--- Task instructions ---
Starting with the line that mentions "Give me the", repeat each line verbatim until the entries end, both ends included.

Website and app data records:
-.-.-

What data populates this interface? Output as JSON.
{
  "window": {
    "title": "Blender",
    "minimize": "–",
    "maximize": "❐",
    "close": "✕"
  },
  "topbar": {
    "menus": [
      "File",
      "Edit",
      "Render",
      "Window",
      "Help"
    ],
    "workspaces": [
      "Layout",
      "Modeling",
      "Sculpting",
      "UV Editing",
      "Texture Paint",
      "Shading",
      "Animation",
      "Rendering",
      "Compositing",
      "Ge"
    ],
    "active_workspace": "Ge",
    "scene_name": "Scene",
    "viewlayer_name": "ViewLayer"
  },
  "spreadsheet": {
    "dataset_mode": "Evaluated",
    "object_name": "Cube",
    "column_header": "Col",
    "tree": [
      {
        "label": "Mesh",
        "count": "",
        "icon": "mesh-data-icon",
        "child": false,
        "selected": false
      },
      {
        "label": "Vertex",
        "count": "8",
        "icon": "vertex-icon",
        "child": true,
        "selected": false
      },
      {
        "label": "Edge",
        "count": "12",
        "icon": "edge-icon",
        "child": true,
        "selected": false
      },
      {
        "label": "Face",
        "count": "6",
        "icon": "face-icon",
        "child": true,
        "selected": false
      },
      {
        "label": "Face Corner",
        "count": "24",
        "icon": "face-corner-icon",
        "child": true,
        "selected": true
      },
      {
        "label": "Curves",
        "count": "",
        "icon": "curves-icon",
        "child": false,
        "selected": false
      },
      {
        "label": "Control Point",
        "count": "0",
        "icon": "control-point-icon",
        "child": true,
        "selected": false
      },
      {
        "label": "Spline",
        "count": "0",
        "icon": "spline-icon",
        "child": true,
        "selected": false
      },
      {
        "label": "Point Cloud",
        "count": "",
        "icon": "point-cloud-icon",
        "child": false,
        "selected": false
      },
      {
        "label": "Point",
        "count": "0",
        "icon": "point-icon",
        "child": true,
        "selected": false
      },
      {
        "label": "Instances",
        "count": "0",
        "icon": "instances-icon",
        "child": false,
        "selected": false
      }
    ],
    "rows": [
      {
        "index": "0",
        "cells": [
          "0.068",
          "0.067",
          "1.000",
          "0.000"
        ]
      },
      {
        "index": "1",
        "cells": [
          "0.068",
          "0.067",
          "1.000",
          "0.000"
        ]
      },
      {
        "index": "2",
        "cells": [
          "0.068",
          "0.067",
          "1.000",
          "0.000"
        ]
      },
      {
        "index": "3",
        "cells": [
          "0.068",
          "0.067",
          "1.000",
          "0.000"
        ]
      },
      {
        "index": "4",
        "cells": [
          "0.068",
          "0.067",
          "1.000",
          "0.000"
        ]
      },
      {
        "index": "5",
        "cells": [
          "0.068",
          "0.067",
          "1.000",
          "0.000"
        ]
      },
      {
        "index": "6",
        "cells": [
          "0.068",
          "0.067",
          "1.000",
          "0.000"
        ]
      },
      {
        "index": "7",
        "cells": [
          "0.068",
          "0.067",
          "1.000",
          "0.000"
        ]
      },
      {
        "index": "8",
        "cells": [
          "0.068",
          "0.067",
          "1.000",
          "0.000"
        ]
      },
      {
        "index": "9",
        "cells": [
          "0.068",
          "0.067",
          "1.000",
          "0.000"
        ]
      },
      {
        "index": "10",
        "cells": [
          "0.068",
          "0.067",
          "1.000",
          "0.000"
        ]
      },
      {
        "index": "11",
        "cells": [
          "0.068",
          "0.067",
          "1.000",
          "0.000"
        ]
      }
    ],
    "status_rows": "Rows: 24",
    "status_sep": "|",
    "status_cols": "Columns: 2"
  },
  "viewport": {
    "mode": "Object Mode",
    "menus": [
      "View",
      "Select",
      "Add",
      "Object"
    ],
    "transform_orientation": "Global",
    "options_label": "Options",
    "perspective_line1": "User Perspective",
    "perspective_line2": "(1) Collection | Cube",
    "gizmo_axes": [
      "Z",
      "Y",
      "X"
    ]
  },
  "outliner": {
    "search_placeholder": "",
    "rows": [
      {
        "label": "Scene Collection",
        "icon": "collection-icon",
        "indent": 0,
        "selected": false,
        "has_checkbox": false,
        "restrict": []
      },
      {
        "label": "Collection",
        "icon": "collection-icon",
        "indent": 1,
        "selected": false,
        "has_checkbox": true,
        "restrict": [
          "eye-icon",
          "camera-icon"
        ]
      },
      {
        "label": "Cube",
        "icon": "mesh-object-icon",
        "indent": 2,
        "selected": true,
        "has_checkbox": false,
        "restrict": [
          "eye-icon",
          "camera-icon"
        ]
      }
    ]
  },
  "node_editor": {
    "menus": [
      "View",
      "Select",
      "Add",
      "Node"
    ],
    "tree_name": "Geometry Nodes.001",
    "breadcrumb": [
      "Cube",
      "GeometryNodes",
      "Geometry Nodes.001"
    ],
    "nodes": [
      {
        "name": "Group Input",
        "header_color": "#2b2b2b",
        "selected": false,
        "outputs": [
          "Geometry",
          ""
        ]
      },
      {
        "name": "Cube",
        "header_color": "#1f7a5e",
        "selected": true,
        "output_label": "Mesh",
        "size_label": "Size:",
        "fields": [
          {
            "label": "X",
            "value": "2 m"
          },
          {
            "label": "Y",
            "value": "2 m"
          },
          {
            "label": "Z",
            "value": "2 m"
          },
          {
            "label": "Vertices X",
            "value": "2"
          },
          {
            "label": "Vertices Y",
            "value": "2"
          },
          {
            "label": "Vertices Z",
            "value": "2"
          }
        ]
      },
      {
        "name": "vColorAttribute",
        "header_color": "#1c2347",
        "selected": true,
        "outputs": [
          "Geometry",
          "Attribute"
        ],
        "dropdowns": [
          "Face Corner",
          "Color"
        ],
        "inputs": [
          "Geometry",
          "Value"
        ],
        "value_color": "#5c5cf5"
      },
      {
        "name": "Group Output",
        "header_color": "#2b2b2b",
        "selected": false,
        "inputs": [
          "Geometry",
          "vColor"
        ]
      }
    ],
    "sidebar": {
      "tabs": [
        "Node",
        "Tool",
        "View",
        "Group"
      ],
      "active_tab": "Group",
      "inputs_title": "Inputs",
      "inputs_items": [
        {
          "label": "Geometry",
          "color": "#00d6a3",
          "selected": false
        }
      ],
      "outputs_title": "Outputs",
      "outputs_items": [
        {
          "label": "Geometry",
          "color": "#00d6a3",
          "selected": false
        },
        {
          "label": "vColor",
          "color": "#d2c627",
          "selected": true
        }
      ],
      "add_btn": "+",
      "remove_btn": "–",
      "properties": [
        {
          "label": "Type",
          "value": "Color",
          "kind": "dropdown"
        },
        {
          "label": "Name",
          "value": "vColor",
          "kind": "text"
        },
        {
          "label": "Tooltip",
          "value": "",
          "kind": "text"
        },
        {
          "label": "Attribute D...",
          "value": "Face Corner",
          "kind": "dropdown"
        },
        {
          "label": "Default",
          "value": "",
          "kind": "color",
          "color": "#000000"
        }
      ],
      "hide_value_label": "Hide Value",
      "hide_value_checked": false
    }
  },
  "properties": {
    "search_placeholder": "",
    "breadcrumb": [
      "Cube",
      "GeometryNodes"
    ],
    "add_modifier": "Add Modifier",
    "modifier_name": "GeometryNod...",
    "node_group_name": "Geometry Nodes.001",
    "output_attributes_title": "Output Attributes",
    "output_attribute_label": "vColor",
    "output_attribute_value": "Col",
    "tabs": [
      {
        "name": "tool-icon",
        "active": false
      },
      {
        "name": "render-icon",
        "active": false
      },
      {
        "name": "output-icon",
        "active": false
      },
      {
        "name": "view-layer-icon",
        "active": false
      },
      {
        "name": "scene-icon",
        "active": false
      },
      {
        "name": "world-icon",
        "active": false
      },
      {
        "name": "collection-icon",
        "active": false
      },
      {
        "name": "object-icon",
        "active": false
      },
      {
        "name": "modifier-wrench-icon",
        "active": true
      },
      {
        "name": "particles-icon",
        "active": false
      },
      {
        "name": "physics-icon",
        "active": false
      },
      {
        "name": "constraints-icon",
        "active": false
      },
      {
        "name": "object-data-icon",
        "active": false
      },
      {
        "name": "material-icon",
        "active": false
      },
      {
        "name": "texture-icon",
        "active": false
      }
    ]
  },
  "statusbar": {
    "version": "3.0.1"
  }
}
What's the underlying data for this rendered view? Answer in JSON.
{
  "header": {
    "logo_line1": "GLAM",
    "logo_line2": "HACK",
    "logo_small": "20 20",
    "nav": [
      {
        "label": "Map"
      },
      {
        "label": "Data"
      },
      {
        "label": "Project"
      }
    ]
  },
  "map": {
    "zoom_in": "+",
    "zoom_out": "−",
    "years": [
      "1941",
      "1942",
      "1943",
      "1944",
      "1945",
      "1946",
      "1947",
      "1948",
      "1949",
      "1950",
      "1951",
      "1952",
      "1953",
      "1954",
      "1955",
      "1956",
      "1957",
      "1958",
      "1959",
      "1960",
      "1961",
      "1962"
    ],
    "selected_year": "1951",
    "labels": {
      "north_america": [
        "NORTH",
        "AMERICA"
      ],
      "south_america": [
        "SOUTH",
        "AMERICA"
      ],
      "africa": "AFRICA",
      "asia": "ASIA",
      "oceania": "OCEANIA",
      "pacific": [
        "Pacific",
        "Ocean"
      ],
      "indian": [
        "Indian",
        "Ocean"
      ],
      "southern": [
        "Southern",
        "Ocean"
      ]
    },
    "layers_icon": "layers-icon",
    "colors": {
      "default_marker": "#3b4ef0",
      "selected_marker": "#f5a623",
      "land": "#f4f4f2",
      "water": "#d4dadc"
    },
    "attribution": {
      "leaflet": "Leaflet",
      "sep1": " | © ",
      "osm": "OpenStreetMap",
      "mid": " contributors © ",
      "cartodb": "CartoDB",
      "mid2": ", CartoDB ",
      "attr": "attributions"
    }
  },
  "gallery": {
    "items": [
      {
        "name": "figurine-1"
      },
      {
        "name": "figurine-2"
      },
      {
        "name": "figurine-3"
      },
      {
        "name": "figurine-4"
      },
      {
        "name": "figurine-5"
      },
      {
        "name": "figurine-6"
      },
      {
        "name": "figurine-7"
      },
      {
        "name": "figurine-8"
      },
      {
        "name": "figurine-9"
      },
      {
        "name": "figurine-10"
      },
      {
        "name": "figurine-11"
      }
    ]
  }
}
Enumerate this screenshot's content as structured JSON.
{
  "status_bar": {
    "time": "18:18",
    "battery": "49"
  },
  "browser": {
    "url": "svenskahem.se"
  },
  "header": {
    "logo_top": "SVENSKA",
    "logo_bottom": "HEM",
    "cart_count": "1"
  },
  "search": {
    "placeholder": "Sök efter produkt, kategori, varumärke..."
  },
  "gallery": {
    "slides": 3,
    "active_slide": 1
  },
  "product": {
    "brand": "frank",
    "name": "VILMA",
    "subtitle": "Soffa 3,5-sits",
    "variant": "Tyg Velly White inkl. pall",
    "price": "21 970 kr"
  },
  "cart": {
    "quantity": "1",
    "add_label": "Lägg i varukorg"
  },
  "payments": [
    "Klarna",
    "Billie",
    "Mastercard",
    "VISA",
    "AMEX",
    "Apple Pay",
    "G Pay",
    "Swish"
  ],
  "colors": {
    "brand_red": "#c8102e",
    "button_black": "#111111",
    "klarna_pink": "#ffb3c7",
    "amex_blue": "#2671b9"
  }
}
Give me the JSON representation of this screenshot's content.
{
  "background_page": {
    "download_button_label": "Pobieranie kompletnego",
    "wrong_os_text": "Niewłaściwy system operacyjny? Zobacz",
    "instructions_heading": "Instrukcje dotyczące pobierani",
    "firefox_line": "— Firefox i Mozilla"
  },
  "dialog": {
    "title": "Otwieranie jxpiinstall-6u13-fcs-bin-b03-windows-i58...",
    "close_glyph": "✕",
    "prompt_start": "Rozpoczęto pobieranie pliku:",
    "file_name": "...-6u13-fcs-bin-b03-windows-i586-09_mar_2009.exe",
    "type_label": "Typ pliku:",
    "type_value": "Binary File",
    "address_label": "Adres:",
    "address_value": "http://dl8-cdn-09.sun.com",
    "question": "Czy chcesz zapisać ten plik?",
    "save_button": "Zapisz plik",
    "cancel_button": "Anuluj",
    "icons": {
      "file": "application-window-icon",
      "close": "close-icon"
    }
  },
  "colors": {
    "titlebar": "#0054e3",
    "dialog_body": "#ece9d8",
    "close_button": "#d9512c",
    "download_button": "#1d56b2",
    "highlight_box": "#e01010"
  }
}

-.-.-

--- Answer below ---
Give me the JSON representation of this screenshot's content.
{
  "background_page": {
    "download_button_label": "Pobieranie kompletnego",
    "wrong_os_text": "Niewłaściwy system operacyjny? Zobacz",
    "instructions_heading": "Instrukcje dotyczące pobierani",
    "firefox_line": "— Firefox i Mozilla"
  },
  "dialog": {
    "title": "Otwieranie jxpiinstall-6u13-fcs-bin-b03-windows-i58...",
    "close_glyph": "✕",
    "prompt_start": "Rozpoczęto pobieranie pliku:",
    "file_name": "...-6u13-fcs-bin-b03-windows-i586-09_mar_2009.exe",
    "type_label": "Typ pliku:",
    "type_value": "Binary File",
    "address_label": "Adres:",
    "address_value": "http://dl8-cdn-09.sun.com",
    "question": "Czy chcesz zapisać ten plik?",
    "save_button": "Zapisz plik",
    "cancel_button": "Anuluj",
    "icons": {
      "file": "application-window-icon",
      "close": "close-icon"
    }
  },
  "colors": {
    "titlebar": "#0054e3",
    "dialog_body": "#ece9d8",
    "close_button": "#d9512c",
    "download_button": "#1d56b2",
    "highlight_box": "#e01010"
  }
}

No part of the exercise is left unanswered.